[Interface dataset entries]

—————

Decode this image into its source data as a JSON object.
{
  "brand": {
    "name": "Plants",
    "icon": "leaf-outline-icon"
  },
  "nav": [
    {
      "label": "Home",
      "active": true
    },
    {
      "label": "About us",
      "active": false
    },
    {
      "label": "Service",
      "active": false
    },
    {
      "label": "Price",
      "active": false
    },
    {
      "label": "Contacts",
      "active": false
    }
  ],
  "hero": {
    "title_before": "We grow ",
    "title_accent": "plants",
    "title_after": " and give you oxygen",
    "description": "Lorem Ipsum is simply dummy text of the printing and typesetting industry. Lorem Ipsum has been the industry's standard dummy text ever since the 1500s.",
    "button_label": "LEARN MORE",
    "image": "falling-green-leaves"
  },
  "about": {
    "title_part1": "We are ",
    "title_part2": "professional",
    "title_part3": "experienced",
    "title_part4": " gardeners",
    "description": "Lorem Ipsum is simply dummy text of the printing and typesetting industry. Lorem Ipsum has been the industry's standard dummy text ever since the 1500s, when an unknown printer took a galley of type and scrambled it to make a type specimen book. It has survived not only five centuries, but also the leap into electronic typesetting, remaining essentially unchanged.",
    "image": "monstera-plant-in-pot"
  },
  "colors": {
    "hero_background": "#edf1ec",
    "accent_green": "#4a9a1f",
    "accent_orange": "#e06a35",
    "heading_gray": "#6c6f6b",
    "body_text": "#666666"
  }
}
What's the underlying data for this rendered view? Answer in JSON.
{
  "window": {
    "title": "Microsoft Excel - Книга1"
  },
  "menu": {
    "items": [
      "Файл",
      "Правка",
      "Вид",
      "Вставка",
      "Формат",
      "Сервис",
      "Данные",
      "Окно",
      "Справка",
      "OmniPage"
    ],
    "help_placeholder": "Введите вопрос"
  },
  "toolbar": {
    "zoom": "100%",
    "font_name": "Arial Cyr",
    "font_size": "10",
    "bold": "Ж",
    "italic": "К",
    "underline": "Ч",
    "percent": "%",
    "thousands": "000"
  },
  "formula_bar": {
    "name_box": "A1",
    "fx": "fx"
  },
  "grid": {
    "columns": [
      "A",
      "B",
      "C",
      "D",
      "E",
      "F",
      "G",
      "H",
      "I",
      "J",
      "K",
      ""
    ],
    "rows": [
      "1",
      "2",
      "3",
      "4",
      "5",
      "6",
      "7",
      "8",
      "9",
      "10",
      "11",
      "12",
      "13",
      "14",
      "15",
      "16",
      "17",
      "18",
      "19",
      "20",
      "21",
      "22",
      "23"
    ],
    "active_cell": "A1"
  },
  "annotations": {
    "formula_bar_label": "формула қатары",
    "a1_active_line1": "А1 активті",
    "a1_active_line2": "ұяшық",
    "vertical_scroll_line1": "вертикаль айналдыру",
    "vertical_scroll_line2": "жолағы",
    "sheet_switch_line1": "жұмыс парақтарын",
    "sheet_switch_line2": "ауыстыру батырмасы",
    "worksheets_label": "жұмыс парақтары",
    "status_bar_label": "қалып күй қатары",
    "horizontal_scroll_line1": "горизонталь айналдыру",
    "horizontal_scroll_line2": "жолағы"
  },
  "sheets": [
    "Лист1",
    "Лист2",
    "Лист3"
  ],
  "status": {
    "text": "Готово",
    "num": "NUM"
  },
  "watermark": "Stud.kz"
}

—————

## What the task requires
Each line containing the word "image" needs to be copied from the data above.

## Solution to the problem
Decode this image into its source data as a JSON object.
    "image": "falling-green-leaves"
    "image": "monstera-plant-in-pot"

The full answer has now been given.